by Marius Brade

The biggest surprise researching this topic, was that during the process of designing a game and bringing it to life, students did not realize that they became very good designers for any software. This needs to be actively reflected by teachers.

Using Games as medium for teaching software development has several advantages. Students have a high motivation to create games, despite the fact that this is a challenging task. Players have high expectations; they want to experience a flow state while playing a game. Creating a flow state for players means a lot of testing for creators of a game. A user centered design process seems like the most effective way to find out about respective design decisions leading to a good game. The same aspects lead to successful software applications in general. This means that students learn all the needed methods and skills to create not only games but also software in general – and in a particularly motivating way.

The following methods were used: Students had to come up with a game idea, which then should be pitched to their peers. This way groups of students could find common ground for building teams. Then the teams had to work on the game design process for two weeks before a school class came to give feedback and test the first bits of the games. This process was iterated throughout the semester. The biggest challenge in the project was students thinking their idea is not ready to be tested / reviewed yet, and that they needed to further work on it before showing it to others.

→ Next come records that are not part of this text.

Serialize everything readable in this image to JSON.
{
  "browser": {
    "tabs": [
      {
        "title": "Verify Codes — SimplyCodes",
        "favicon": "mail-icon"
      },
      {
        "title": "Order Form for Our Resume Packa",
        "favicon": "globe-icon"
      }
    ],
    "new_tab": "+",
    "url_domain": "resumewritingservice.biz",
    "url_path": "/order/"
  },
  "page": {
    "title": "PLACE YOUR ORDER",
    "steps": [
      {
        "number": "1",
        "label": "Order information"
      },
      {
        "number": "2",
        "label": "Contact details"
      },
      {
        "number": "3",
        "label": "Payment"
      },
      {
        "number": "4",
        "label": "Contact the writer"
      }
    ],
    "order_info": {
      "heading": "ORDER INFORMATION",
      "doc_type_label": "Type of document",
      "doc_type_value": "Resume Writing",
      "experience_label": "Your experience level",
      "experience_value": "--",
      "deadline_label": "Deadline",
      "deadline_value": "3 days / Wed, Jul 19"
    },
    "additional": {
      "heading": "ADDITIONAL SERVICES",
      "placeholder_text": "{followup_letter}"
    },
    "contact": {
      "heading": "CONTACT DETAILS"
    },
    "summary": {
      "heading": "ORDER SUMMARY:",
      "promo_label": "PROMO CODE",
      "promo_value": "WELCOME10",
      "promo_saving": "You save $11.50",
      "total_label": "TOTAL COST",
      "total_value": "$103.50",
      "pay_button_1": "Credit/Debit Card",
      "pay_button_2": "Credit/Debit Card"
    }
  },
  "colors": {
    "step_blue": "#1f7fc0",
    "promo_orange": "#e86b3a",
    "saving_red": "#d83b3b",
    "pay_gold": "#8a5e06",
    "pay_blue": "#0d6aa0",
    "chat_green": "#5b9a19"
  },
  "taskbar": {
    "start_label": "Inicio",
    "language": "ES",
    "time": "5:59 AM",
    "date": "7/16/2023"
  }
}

GBL can…
support learning of user centred design processes through high motivation of users in testing games and creators in designing games.

GBL cannot…
circumvent cognitive effort of the learning process.